> [Work order]
Without skipping anything, write out each record below exactly.

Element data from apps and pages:
[Start of section]
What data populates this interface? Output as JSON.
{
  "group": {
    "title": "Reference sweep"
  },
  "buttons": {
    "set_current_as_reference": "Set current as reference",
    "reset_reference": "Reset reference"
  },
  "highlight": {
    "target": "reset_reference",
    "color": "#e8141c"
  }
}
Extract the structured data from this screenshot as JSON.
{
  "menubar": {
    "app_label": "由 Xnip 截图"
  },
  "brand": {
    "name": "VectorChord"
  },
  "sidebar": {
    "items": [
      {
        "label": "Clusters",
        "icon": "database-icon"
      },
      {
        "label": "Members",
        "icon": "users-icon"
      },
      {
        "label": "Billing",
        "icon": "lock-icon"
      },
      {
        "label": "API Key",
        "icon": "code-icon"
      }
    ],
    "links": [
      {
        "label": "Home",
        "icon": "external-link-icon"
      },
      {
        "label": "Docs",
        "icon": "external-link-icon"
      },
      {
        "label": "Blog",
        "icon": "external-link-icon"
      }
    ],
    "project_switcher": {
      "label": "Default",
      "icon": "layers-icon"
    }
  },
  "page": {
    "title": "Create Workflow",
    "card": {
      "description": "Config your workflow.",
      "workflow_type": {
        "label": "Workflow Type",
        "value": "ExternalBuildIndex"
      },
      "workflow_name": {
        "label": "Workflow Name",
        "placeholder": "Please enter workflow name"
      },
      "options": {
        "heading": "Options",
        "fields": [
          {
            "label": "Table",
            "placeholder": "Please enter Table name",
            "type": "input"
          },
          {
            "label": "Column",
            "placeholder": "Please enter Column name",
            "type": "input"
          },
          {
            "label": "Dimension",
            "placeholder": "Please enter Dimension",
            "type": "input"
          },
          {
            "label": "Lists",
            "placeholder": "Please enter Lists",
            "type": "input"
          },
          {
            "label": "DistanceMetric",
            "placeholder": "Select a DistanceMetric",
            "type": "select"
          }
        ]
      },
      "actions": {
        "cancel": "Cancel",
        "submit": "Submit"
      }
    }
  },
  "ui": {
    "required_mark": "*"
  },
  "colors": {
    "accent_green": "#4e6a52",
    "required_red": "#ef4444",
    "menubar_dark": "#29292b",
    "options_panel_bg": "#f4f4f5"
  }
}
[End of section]
> [Reply to the exercise]
What data populates this interface? Output as JSON.
{
  "group": {
    "title": "Reference sweep"
  },
  "buttons": {
    "set_current_as_reference": "Set current as reference",
    "reset_reference": "Reset reference"
  },
  "highlight": {
    "target": "reset_reference",
    "color": "#e8141c"
  }
}
Extract the structured data from this screenshot as JSON.
{
  "menubar": {
    "app_label": "由 Xnip 截图"
  },
  "brand": {
    "name": "VectorChord"
  },
  "sidebar": {
    "items": [
      {
        "label": "Clusters",
        "icon": "database-icon"
      },
      {
        "label": "Members",
        "icon": "users-icon"
      },
      {
        "label": "Billing",
        "icon": "lock-icon"
      },
      {
        "label": "API Key",
        "icon": "code-icon"
      }
    ],
    "links": [
      {
        "label": "Home",
        "icon": "external-link-icon"
      },
      {
        "label": "Docs",
        "icon": "external-link-icon"
      },
      {
        "label": "Blog",
        "icon": "external-link-icon"
      }
    ],
    "project_switcher": {
      "label": "Default",
      "icon": "layers-icon"
    }
  },
  "page": {
    "title": "Create Workflow",
    "card": {
      "description": "Config your workflow.",
      "workflow_type": {
        "label": "Workflow Type",
        "value": "ExternalBuildIndex"
      },
      "workflow_name": {
        "label": "Workflow Name",
        "placeholder": "Please enter workflow name"
      },
      "options": {
        "heading": "Options",
        "fields": [
          {
            "label": "Table",
            "placeholder": "Please enter Table name",
            "type": "input"
          },
          {
            "label": "Column",
            "placeholder": "Please enter Column name",
            "type": "input"
          },
          {
            "label": "Dimension",
            "placeholder": "Please enter Dimension",
            "type": "input"
          },
          {
            "label": "Lists",
            "placeholder": "Please enter Lists",
            "type": "input"
          },
          {
            "label": "DistanceMetric",
            "placeholder": "Select a DistanceMetric",
            "type": "select"
          }
        ]
      },
      "actions": {
        "cancel": "Cancel",
        "submit": "Submit"
      }
    }
  },
  "ui": {
    "required_mark": "*"
  },
  "colors": {
    "accent_green": "#4e6a52",
    "required_red": "#ef4444",
    "menubar_dark": "#29292b",
    "options_panel_bg": "#f4f4f5"
  }
}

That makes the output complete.